Recounting his 1897-98 Klondike Gold Rush experience Jack London stated: "It was in the Klondike I found myself. There nobody talks. Everybody thinks. There you get your perspective. I got mine." This study explores how London's Northland odyssey - along with an insatiable intellectual curiosity, a hardscrabble youth in the San Francisco Bay Area, and an acute craving for social justice - launched the literary career of one of America's most dynamic 20th-century writers. The major Northland works - including The Call of the Wild, White Fang, and "To Build a Fire"- are considered in connection with the motifs of literary Naturalism, as well as in relation to complicated issues involving imperialism, race, and gender. London's key subjects-the frontier, the struggle for survival, and economic mobility-are examined in conjunction with how he developed the underlying themes of his work to engage and challenge the social, political, and philosophical revolutions of his era that were initiated by Darwin, Marx, Nietzsche, and others.
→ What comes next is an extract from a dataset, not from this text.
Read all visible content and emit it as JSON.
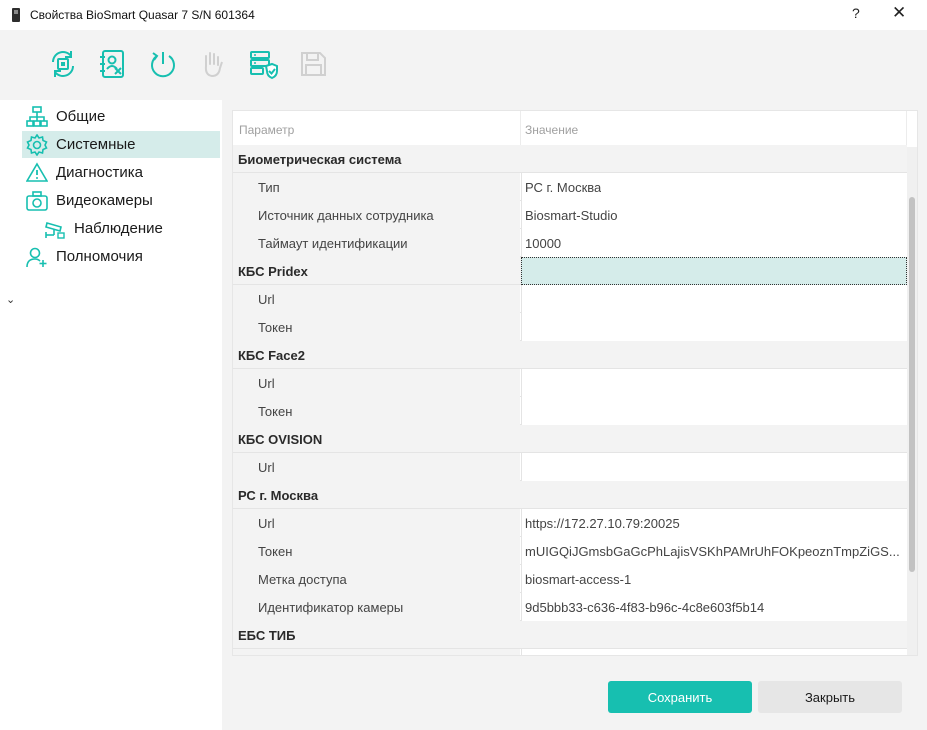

Kenneth K. Brandt is a Professor of English at the Savannah College of Art and Design. He is the Executive Coordinator of the Jack London Society, the editor of The Call: The Magazine of the Jack London Society, and the co-editor of Approaches to Teaching the Works of Jack London.